**Data section**
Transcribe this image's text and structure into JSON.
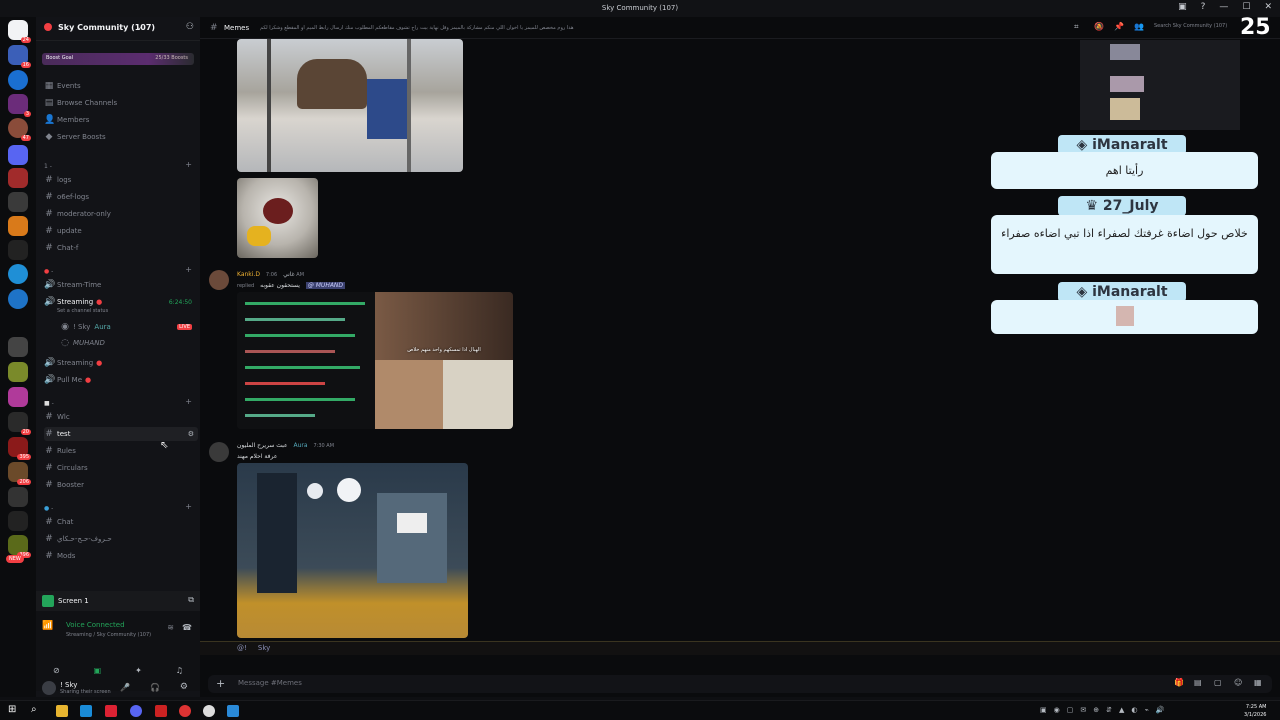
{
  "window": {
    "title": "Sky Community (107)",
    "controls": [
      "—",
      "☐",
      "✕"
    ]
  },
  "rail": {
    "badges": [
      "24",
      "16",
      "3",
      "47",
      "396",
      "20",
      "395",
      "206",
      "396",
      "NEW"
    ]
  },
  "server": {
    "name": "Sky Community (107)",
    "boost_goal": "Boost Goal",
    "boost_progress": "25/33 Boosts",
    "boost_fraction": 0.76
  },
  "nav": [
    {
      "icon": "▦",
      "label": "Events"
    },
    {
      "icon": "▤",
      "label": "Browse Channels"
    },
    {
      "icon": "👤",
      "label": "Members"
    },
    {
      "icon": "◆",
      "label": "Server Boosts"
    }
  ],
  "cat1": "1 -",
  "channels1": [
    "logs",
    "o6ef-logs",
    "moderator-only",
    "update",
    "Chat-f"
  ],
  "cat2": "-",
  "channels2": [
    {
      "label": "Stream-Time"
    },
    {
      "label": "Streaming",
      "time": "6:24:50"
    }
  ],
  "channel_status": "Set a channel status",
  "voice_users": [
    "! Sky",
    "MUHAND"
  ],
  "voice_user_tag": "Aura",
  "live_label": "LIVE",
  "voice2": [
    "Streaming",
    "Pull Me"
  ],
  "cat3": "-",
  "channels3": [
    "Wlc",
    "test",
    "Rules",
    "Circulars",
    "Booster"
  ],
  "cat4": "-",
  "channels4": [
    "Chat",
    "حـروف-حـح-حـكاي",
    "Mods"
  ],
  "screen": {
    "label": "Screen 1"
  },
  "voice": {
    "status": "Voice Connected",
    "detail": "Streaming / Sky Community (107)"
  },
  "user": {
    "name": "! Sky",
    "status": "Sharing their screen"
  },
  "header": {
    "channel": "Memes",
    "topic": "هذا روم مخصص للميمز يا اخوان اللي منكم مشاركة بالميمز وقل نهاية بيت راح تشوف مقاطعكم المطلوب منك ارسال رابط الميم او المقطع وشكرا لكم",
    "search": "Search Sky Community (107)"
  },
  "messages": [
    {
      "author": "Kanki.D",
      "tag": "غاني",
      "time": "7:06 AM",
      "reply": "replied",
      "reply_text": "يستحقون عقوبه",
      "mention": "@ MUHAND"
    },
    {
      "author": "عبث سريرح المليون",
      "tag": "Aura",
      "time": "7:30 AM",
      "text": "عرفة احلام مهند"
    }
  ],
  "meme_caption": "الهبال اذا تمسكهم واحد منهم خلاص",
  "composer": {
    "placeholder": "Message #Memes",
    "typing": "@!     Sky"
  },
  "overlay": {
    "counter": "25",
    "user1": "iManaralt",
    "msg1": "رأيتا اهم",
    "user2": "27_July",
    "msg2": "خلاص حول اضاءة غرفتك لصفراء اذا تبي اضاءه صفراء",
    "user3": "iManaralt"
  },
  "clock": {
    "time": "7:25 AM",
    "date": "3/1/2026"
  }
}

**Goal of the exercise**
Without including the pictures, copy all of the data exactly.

**Completed task**
Transcribe this image's text and structure into JSON.
{
  "window": {
    "title": "Sky Community (107)",
    "controls": [
      "—",
      "☐",
      "✕"
    ]
  },
  "rail": {
    "badges": [
      "24",
      "16",
      "3",
      "47",
      "396",
      "20",
      "395",
      "206",
      "396",
      "NEW"
    ]
  },
  "server": {
    "name": "Sky Community (107)",
    "boost_goal": "Boost Goal",
    "boost_progress": "25/33 Boosts",
    "boost_fraction": 0.76
  },
  "nav": [
    {
      "icon": "▦",
      "label": "Events"
    },
    {
      "icon": "▤",
      "label": "Browse Channels"
    },
    {
      "icon": "👤",
      "label": "Members"
    },
    {
      "icon": "◆",
      "label": "Server Boosts"
    }
  ],
  "cat1": "1 -",
  "channels1": [
    "logs",
    "o6ef-logs",
    "moderator-only",
    "update",
    "Chat-f"
  ],
  "cat2": "-",
  "channels2": [
    {
      "label": "Stream-Time"
    },
    {
      "label": "Streaming",
      "time": "6:24:50"
    }
  ],
  "channel_status": "Set a channel status",
  "voice_users": [
    "! Sky",
    "MUHAND"
  ],
  "voice_user_tag": "Aura",
  "live_label": "LIVE",
  "voice2": [
    "Streaming",
    "Pull Me"
  ],
  "cat3": "-",
  "channels3": [
    "Wlc",
    "test",
    "Rules",
    "Circulars",
    "Booster"
  ],
  "cat4": "-",
  "channels4": [
    "Chat",
    "حـروف-حـح-حـكاي",
    "Mods"
  ],
  "screen": {
    "label": "Screen 1"
  },
  "voice": {
    "status": "Voice Connected",
    "detail": "Streaming / Sky Community (107)"
  },
  "user": {
    "name": "! Sky",
    "status": "Sharing their screen"
  },
  "header": {
    "channel": "Memes",
    "topic": "هذا روم مخصص للميمز يا اخوان اللي منكم مشاركة بالميمز وقل نهاية بيت راح تشوف مقاطعكم المطلوب منك ارسال رابط الميم او المقطع وشكرا لكم",
    "search": "Search Sky Community (107)"
  },
  "messages": [
    {
      "author": "Kanki.D",
      "tag": "غاني",
      "time": "7:06 AM",
      "reply": "replied",
      "reply_text": "يستحقون عقوبه",
      "mention": "@ MUHAND"
    },
    {
      "author": "عبث سريرح المليون",
      "tag": "Aura",
      "time": "7:30 AM",
      "text": "عرفة احلام مهند"
    }
  ],
  "meme_caption": "الهبال اذا تمسكهم واحد منهم خلاص",
  "composer": {
    "placeholder": "Message #Memes",
    "typing": "@!     Sky"
  },
  "overlay": {
    "counter": "25",
    "user1": "iManaralt",
    "msg1": "رأيتا اهم",
    "user2": "27_July",
    "msg2": "خلاص حول اضاءة غرفتك لصفراء اذا تبي اضاءه صفراء",
    "user3": "iManaralt"
  },
  "clock": {
    "time": "7:25 AM",
    "date": "3/1/2026"
  }
}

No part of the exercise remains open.